Ammonites, a type of extinct hard-shelled mollusk, fossilize into gemstones called ammolites, which are incorporated into jewelry and other decorative art. Ammolites are plentiful in fossil beds across Alberta, Saskatchewan, and Montana, which used to be covered by a Cretaceous ocean called the Bearpaw Sea.

Enchanted Designs, the company that found the fossils, were looking for these ancient shells at the mine. “As we were scraping, we found a big rock formation, a concretion that was very irregular,” mine manager Michael Shideler told Global News, describing the rock that contained the fossils.

The fossils, which include the skull and forebody of the mosasaur, were extracted and moved to the Royal Tyrrell Museum last week. “The recovery of the specimen was expedited by the staff and equipment of the mine and we are grateful for their help in excavating the fossil and delivering it to us,” Spivak said.

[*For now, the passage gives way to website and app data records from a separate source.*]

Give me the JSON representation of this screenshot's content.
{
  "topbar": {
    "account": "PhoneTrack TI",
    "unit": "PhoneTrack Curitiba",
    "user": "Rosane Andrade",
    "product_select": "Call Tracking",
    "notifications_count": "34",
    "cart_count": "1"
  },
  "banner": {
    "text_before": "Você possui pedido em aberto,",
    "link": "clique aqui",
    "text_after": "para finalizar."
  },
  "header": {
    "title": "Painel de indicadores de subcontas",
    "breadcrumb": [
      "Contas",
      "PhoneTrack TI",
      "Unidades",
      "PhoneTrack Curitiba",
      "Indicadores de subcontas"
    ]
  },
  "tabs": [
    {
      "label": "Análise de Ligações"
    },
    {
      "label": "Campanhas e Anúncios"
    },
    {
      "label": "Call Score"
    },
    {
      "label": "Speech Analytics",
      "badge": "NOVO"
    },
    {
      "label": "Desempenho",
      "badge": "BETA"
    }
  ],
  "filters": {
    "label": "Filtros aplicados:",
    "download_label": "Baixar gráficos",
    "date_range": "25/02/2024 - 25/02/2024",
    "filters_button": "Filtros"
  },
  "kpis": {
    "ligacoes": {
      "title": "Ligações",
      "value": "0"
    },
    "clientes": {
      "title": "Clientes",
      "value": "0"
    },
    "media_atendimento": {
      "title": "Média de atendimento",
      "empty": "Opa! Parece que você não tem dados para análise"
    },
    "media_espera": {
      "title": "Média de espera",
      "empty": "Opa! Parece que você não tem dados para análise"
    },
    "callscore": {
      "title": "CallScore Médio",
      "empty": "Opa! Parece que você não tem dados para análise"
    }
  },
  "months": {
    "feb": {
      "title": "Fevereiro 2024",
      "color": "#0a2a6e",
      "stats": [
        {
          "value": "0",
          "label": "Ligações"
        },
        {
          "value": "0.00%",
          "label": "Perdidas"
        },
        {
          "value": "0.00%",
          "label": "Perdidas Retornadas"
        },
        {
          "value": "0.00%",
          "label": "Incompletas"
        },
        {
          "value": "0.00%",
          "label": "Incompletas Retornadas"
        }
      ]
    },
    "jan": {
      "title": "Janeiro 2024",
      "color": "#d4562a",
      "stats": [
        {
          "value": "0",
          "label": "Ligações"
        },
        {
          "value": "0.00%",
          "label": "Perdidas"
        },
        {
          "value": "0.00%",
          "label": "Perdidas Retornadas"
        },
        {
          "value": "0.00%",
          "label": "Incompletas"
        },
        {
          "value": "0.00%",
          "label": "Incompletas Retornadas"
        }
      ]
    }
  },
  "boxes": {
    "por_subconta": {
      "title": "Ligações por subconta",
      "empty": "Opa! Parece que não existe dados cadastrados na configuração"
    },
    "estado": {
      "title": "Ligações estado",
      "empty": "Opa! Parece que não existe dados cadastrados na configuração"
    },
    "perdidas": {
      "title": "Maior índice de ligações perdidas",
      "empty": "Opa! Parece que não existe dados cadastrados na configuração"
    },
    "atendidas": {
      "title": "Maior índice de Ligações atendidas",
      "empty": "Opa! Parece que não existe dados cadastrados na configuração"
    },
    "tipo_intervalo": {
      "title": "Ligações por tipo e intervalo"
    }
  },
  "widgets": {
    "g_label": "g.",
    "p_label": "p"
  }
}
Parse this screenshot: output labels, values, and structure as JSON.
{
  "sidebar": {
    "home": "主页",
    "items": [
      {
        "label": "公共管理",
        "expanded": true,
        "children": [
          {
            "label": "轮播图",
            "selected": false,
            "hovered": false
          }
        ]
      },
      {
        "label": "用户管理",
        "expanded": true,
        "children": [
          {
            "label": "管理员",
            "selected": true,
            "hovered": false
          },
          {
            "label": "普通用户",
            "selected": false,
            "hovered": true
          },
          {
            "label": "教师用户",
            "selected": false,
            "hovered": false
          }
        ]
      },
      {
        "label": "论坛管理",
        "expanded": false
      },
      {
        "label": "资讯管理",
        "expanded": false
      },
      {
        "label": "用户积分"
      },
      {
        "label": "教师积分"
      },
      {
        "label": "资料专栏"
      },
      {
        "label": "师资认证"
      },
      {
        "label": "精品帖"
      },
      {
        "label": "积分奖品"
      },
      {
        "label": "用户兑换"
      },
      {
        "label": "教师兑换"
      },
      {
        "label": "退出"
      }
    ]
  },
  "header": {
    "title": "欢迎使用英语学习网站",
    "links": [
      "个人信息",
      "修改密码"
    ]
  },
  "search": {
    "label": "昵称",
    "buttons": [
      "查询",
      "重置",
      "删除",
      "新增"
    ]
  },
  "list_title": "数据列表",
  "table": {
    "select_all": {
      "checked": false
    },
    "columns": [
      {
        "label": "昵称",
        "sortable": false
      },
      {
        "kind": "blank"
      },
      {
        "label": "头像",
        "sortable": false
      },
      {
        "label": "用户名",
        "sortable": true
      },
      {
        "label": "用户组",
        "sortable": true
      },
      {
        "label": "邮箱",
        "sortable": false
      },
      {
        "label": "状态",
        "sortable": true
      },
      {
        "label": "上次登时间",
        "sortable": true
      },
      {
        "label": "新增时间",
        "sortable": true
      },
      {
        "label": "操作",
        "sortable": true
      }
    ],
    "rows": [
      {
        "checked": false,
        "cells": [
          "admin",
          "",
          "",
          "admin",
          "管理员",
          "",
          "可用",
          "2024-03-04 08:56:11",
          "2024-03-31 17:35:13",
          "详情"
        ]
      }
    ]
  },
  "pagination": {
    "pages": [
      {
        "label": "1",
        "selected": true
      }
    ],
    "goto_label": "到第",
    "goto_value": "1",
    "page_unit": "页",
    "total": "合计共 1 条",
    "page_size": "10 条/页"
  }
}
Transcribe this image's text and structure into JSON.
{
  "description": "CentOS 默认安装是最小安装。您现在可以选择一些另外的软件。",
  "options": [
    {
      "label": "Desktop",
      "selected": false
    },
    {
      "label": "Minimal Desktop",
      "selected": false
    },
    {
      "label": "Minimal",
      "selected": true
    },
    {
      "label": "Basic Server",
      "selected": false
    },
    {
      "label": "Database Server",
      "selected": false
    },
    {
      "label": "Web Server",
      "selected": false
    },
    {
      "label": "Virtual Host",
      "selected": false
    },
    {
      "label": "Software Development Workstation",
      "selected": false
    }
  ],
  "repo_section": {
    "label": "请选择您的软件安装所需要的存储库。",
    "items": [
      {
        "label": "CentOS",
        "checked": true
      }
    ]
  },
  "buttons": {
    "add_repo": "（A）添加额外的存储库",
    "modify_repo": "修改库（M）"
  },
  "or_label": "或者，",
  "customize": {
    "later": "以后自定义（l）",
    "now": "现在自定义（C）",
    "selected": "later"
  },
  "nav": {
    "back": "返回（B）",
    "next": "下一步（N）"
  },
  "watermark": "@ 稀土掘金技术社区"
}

Over the coming months, the museum staff will study the remains and decide if they are in good enough condition for public display. Either way, the mosasaur will remain part of the Tyrrell’s research collection for the foreseeable future, Spivak said.

The new specimen joins a separate mosasaur skeleton at the museum that was recovered from another ammonite mine near Lethbridge.

Mosasaurs have become more famous in recent years due to their supporting roles as beefed-up sea monsters in the Jurassic World franchise (real mosasaurs were not as large as the bulky beasts depicted in the movies).

The animals had another brush with Hollywood when actor Russell Crowe drunkenly bought a mosasaur skull from Leonardo DiCaprio about 10 years ago, according to his own accounting of the events. The skull, which Crowe said he purchased for his kids, was sold in 2018 as part of Sotheby's Australia’s “Russell Crowe: The Art of Divorce” sale.